━━━━━ EXCERPTED DATA ━━━━━
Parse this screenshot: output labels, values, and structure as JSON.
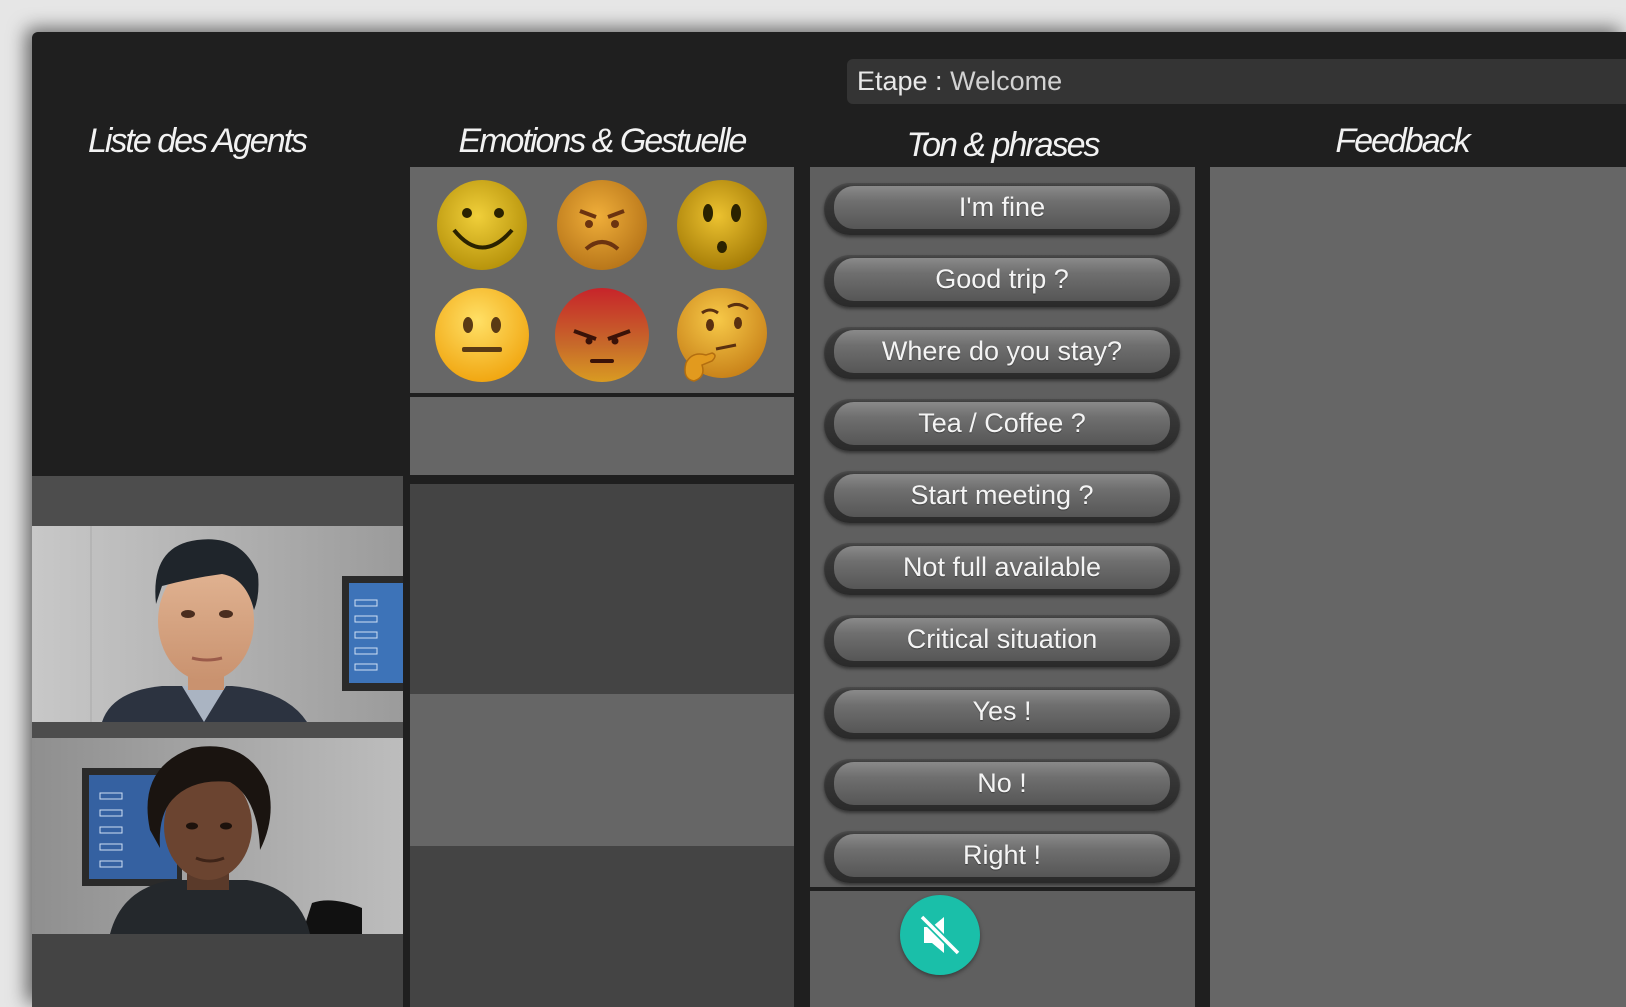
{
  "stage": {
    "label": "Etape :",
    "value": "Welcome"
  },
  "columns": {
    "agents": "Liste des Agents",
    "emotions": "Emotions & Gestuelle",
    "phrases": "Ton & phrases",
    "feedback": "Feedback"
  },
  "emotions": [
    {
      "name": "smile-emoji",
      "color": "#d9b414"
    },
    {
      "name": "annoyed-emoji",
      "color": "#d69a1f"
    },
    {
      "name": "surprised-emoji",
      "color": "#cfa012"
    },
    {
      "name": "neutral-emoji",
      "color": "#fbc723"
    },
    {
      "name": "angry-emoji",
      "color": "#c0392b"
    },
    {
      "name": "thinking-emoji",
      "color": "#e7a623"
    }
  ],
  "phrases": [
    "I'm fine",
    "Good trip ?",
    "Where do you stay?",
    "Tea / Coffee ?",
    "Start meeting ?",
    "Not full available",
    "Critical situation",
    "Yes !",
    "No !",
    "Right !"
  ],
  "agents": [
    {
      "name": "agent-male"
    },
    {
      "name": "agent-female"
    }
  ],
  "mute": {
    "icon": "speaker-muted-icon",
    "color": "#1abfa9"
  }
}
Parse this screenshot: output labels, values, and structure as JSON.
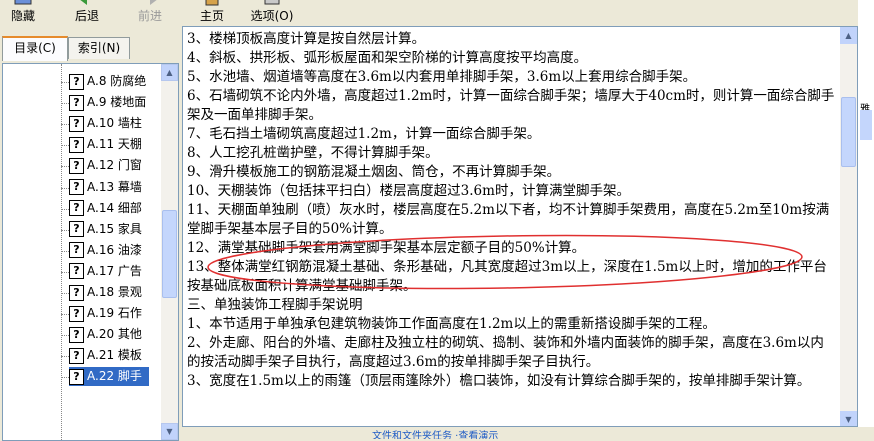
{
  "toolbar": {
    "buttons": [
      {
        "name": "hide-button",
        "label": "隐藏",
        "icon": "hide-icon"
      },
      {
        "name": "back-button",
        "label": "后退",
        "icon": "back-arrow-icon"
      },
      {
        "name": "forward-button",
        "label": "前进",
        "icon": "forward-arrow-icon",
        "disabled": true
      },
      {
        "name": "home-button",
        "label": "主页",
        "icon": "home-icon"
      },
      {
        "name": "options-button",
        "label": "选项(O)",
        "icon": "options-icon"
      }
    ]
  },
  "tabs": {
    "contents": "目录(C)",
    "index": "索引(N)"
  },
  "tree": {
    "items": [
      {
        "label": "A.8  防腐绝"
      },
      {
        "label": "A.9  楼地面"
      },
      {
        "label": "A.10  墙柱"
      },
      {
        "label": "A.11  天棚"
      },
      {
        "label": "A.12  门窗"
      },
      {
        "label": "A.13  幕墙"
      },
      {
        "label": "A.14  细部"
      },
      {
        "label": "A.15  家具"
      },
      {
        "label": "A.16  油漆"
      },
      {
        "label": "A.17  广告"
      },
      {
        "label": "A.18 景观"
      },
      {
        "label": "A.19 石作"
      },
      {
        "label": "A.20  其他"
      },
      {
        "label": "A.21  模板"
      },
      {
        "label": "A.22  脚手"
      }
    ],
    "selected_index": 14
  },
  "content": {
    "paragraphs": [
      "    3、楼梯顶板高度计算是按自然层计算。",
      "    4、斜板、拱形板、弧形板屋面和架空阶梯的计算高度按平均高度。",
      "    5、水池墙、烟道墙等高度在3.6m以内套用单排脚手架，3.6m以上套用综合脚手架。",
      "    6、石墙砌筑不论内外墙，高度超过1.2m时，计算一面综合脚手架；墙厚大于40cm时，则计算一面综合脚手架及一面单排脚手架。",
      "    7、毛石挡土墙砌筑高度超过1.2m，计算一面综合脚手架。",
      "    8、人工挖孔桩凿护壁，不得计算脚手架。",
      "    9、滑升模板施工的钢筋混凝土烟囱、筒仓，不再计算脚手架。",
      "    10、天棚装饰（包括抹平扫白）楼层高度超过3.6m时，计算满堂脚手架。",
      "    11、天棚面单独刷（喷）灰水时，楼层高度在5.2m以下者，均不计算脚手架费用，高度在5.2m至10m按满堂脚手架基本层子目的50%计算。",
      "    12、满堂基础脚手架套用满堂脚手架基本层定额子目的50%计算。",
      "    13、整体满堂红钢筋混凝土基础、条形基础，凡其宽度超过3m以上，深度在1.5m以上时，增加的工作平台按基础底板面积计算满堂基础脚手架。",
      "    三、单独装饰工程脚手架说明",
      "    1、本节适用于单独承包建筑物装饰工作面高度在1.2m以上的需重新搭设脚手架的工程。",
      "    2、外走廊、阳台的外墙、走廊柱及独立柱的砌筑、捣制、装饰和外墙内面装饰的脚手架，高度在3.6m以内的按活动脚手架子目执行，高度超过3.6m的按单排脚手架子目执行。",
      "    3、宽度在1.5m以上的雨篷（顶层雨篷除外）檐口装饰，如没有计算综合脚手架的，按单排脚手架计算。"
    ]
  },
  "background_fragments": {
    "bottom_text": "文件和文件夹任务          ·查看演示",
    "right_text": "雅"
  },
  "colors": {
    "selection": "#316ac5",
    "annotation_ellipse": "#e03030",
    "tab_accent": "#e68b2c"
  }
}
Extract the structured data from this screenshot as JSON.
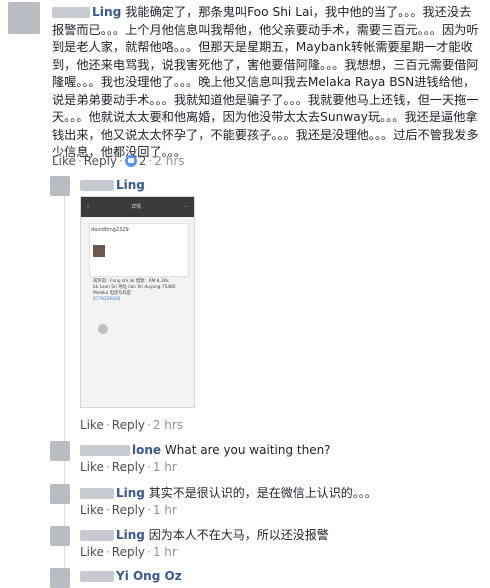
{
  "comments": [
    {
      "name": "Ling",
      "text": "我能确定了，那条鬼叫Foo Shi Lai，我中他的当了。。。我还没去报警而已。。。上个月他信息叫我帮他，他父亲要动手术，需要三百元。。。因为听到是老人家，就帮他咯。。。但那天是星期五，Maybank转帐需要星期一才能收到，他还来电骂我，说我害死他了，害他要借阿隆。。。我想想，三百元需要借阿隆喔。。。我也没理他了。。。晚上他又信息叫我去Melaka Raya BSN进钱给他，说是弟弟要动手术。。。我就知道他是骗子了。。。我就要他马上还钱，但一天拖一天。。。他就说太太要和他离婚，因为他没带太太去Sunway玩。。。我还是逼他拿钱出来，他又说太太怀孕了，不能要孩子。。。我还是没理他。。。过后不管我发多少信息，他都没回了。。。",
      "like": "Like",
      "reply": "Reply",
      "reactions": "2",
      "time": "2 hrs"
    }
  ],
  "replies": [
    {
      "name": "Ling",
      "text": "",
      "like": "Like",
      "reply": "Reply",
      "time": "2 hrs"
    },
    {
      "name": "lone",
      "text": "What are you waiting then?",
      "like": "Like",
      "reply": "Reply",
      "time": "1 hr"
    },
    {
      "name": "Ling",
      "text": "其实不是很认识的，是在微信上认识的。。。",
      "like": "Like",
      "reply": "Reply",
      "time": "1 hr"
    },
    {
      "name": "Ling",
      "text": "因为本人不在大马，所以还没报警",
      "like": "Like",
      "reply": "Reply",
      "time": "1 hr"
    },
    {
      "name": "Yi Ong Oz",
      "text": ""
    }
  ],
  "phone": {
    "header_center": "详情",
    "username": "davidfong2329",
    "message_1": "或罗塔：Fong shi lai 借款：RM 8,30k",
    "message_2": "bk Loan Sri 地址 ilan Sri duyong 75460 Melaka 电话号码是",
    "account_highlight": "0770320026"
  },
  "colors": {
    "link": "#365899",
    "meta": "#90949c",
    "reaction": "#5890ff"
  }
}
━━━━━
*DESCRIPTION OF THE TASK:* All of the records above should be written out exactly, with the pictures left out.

*RESPONSE TO THE EXERCISE:*
Parse this screenshot: output labels, values, and structure as JSON.
{
  "stage": {
    "label": "Etape :",
    "value": "Welcome"
  },
  "columns": {
    "agents": "Liste des Agents",
    "emotions": "Emotions & Gestuelle",
    "phrases": "Ton & phrases",
    "feedback": "Feedback"
  },
  "emotions": [
    {
      "name": "smile-emoji",
      "color": "#d9b414"
    },
    {
      "name": "annoyed-emoji",
      "color": "#d69a1f"
    },
    {
      "name": "surprised-emoji",
      "color": "#cfa012"
    },
    {
      "name": "neutral-emoji",
      "color": "#fbc723"
    },
    {
      "name": "angry-emoji",
      "color": "#c0392b"
    },
    {
      "name": "thinking-emoji",
      "color": "#e7a623"
    }
  ],
  "phrases": [
    "I'm fine",
    "Good trip ?",
    "Where do you stay?",
    "Tea / Coffee ?",
    "Start meeting ?",
    "Not full available",
    "Critical situation",
    "Yes !",
    "No !",
    "Right !"
  ],
  "agents": [
    {
      "name": "agent-male"
    },
    {
      "name": "agent-female"
    }
  ],
  "mute": {
    "icon": "speaker-muted-icon",
    "color": "#1abfa9"
  }
}
Parse this screenshot: output labels, values, and structure as JSON.
{
  "toolbar": {
    "buttons": [
      {
        "name": "hide-button",
        "label": "隐藏",
        "icon": "hide-icon"
      },
      {
        "name": "back-button",
        "label": "后退",
        "icon": "back-arrow-icon"
      },
      {
        "name": "forward-button",
        "label": "前进",
        "icon": "forward-arrow-icon",
        "disabled": true
      },
      {
        "name": "home-button",
        "label": "主页",
        "icon": "home-icon"
      },
      {
        "name": "options-button",
        "label": "选项(O)",
        "icon": "options-icon"
      }
    ]
  },
  "tabs": {
    "contents": "目录(C)",
    "index": "索引(N)"
  },
  "tree": {
    "items": [
      {
        "label": "A.8  防腐绝"
      },
      {
        "label": "A.9  楼地面"
      },
      {
        "label": "A.10  墙柱"
      },
      {
        "label": "A.11  天棚"
      },
      {
        "label": "A.12  门窗"
      },
      {
        "label": "A.13  幕墙"
      },
      {
        "label": "A.14  细部"
      },
      {
        "label": "A.15  家具"
      },
      {
        "label": "A.16  油漆"
      },
      {
        "label": "A.17  广告"
      },
      {
        "label": "A.18 景观"
      },
      {
        "label": "A.19 石作"
      },
      {
        "label": "A.20  其他"
      },
      {
        "label": "A.21  模板"
      },
      {
        "label": "A.22  脚手"
      }
    ],
    "selected_index": 14
  },
  "content": {
    "paragraphs": [
      "    3、楼梯顶板高度计算是按自然层计算。",
      "    4、斜板、拱形板、弧形板屋面和架空阶梯的计算高度按平均高度。",
      "    5、水池墙、烟道墙等高度在3.6m以内套用单排脚手架，3.6m以上套用综合脚手架。",
      "    6、石墙砌筑不论内外墙，高度超过1.2m时，计算一面综合脚手架；墙厚大于40cm时，则计算一面综合脚手架及一面单排脚手架。",
      "    7、毛石挡土墙砌筑高度超过1.2m，计算一面综合脚手架。",
      "    8、人工挖孔桩凿护壁，不得计算脚手架。",
      "    9、滑升模板施工的钢筋混凝土烟囱、筒仓，不再计算脚手架。",
      "    10、天棚装饰（包括抹平扫白）楼层高度超过3.6m时，计算满堂脚手架。",
      "    11、天棚面单独刷（喷）灰水时，楼层高度在5.2m以下者，均不计算脚手架费用，高度在5.2m至10m按满堂脚手架基本层子目的50%计算。",
      "    12、满堂基础脚手架套用满堂脚手架基本层定额子目的50%计算。",
      "    13、整体满堂红钢筋混凝土基础、条形基础，凡其宽度超过3m以上，深度在1.5m以上时，增加的工作平台按基础底板面积计算满堂基础脚手架。",
      "    三、单独装饰工程脚手架说明",
      "    1、本节适用于单独承包建筑物装饰工作面高度在1.2m以上的需重新搭设脚手架的工程。",
      "    2、外走廊、阳台的外墙、走廊柱及独立柱的砌筑、捣制、装饰和外墙内面装饰的脚手架，高度在3.6m以内的按活动脚手架子目执行，高度超过3.6m的按单排脚手架子目执行。",
      "    3、宽度在1.5m以上的雨篷（顶层雨篷除外）檐口装饰，如没有计算综合脚手架的，按单排脚手架计算。"
    ]
  },
  "background_fragments": {
    "bottom_text": "文件和文件夹任务          ·查看演示",
    "right_text": "雅"
  },
  "colors": {
    "selection": "#316ac5",
    "annotation_ellipse": "#e03030",
    "tab_accent": "#e68b2c"
  }
}
Extract the structured data from this screenshot as JSON.
{
  "comments": [
    {
      "name": "Ling",
      "text": "我能确定了，那条鬼叫Foo Shi Lai，我中他的当了。。。我还没去报警而已。。。上个月他信息叫我帮他，他父亲要动手术，需要三百元。。。因为听到是老人家，就帮他咯。。。但那天是星期五，Maybank转帐需要星期一才能收到，他还来电骂我，说我害死他了，害他要借阿隆。。。我想想，三百元需要借阿隆喔。。。我也没理他了。。。晚上他又信息叫我去Melaka Raya BSN进钱给他，说是弟弟要动手术。。。我就知道他是骗子了。。。我就要他马上还钱，但一天拖一天。。。他就说太太要和他离婚，因为他没带太太去Sunway玩。。。我还是逼他拿钱出来，他又说太太怀孕了，不能要孩子。。。我还是没理他。。。过后不管我发多少信息，他都没回了。。。",
      "like": "Like",
      "reply": "Reply",
      "reactions": "2",
      "time": "2 hrs"
    }
  ],
  "replies": [
    {
      "name": "Ling",
      "text": "",
      "like": "Like",
      "reply": "Reply",
      "time": "2 hrs"
    },
    {
      "name": "lone",
      "text": "What are you waiting then?",
      "like": "Like",
      "reply": "Reply",
      "time": "1 hr"
    },
    {
      "name": "Ling",
      "text": "其实不是很认识的，是在微信上认识的。。。",
      "like": "Like",
      "reply": "Reply",
      "time": "1 hr"
    },
    {
      "name": "Ling",
      "text": "因为本人不在大马，所以还没报警",
      "like": "Like",
      "reply": "Reply",
      "time": "1 hr"
    },
    {
      "name": "Yi Ong Oz",
      "text": ""
    }
  ],
  "phone": {
    "header_center": "详情",
    "username": "davidfong2329",
    "message_1": "或罗塔：Fong shi lai 借款：RM 8,30k",
    "message_2": "bk Loan Sri 地址 ilan Sri duyong 75460 Melaka 电话号码是",
    "account_highlight": "0770320026"
  },
  "colors": {
    "link": "#365899",
    "meta": "#90949c",
    "reaction": "#5890ff"
  }
}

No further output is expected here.